Last week, pilots at package delivery giant United Parcel Service (NYSE:UPS) voted to authorize a strike if negotiations with the company break down. The pilots still need to be released from negotiations by the National Mediation Board for a strike to be legal, something that rarely occurs. As a result, UPS has characterized the strike vote as merely "a symbolic gesture" by the union.

UPS pilots are fed up with slow contract negotiations.

While it may be a symbolic gesture, it's not a meaningless one. With the threat of a pilot strike during the busy holiday season -- even if it's a low-probability outcome -- and UPS drivers promising to support any pilot strike, customers could worry about relying too heavily on UPS. FedEx (NYSE:FDX) may be able to capitalize on this uncertainty to gain market share.

Pay envy rising
Frustration with management is clearly reaching a boiling point among the UPS pilots as negotiations have dragged on for four years with no resolution. Of the 2,260 pilots who participated in the strike authorization vote, just eight voted no.

The fact that pilots at rival FedEx just got a big raise is clearly aggravating the tensions at UPS. Today, pilots at the two delivery companies earn roughly the same wage rate. However, now that FedEx pilots have ratified a new six-year contract, they will get a 10% raise in November, followed by 3% annual raises thereafter. FedEx pilots will also get hefty signing bonuses of $20,000-$35,000 each.

FedEx pilots just got big raises that UPS will have to match. 

By the end of the contract, FedEx widebody captains will be making more than $335/hour at the top of the wage scale. That's 28% ahead of where they, and top-of-scale UPS pilots, are today.

UPS can't let this linger
The ratification of a new pilot contract at FedEx could help move the negotiations forward at UPS. The pilots aren't likely to agree to anything less than a match of the raises that their peers at FedEx are getting. As long as UPS agrees to match the pay terms, the two sides should be able to agree on that key aspect of a new contract.

There are other issues that need to be resolved, though, especially related to work rules. UPS pilots want more rest time between flights, which could add to the company's costs by hurting productivity.

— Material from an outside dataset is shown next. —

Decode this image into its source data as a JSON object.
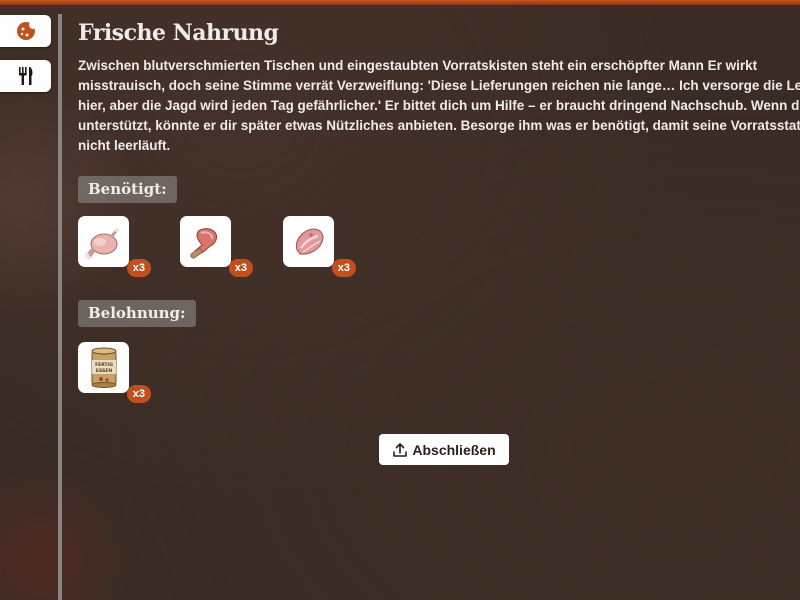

UPS needs to achieve a contract that won't significantly dent its profitability, so it can't just concede on this issue. However, now that FedEx has its pilots under contract through 2021, it's more important than ever for UPS to reach an agreement with its own pilots.

UPS needs a smooth holiday season after hitting trouble in 2013 and 2014. 

That's because UPS risks losing business from wary customers as long as its pilots continue to threaten a strike. For example, an e-commerce retailer can't afford to have a disruption in holiday season deliveries. Thus, even if it didn't think a strike at UPS was likely, the retailer might give some business to FedEx and the USPS just to keep its options open.

Furthermore, UPS has had a rocky time during the last two holiday seasons. In 2013, it was overwhelmed by packages and bad weather in the last few days before Christmas, causing many presents to arrive after the holiday. Last year, the company added a lot of capacity to avoid a repeat of its poor 2013 performance, but that drove up costs, leading to a big Q4 earnings miss.

UPS has gotten back on track this year. Its Q1 and Q2 earnings exceeded analysts' estimates, and the company also reported solid Q3 results this week. If UPS can deliver a smooth holiday season performance, it would ease a lot of investors' worries.

On the flip side, if demand falls short of UPS' forecast due to customer concerns about the labor situation, the company could be in for a third straight Q4 earnings wipeout. That would likely send UPS stock even lower.